Government involvement, specifically at the federal level, would be necessary to implement the Free Enterprise Alternative. At a minimum, economic and safety regulatory agencies would need to be realigned to reflect the new structure. In all likelihood, legislation would be needed to implement conversion since the rail industry would not be able to complete reformation under its own volition. The new structure, to be most effective, must include all railroads. Roadway companies must control all roadways in their respective regions, and carriers must have access to all roadways. It would be difficult for the rail industry to operate part under the traditional structure and part under the new structure.
Since government action, particularly legislative action, would be required to implement the new structure, public approval would be an essential element of the implementation process. The national preference for free enterprise and competitive markets should favor the Free Enterprise Alternative once its benefits become known.
Under what conditions would the new structure be a candidate for implementation? In the short term, the new structure can serve as an alternative to nationalization. If one or more large railroads should fail, the new structure would provide a private sector option.
Over the long term--a period of years and even decades--the Free Enterprise Alternative could gain wider acceptance, evolving as did the concept of regulation over a century ago and, more recently, the concept of deregulation. The academic community will play an important role, providing objective examination and critical evaluation not possible in settings dominated by special interests.

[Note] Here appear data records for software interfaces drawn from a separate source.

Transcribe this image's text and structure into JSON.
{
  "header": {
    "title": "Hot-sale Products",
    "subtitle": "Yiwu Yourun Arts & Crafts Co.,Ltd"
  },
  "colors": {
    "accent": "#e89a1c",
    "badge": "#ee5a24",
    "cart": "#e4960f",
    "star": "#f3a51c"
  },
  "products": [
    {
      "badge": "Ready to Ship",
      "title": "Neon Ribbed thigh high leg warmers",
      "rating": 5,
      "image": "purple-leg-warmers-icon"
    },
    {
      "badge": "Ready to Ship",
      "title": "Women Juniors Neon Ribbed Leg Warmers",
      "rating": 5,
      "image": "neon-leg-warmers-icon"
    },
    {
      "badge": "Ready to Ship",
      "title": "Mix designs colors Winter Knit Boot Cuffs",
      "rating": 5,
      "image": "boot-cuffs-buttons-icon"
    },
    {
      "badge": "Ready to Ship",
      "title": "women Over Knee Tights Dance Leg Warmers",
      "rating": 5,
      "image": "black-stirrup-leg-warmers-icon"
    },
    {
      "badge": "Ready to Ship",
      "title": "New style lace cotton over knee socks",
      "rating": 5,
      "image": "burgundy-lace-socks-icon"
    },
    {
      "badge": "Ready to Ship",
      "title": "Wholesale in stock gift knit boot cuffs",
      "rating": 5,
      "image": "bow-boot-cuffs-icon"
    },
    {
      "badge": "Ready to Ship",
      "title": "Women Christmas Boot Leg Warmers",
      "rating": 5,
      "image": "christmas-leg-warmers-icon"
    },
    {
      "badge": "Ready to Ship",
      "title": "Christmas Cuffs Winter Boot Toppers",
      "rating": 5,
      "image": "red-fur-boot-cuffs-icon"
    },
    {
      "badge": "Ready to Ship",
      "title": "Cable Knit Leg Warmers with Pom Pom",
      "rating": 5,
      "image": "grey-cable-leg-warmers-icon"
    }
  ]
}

With time, the novel and somewhat radical first impression of the new structure can be replaced with studied appraisal. Time will also allow problem areas to be identified and solutions determined. Only through such impartial, objective appraisal can the Free Enterprise Alternative find its proper place, either as a theoretical curiosity or as the blueprint for tomorrow's rail transportation industry.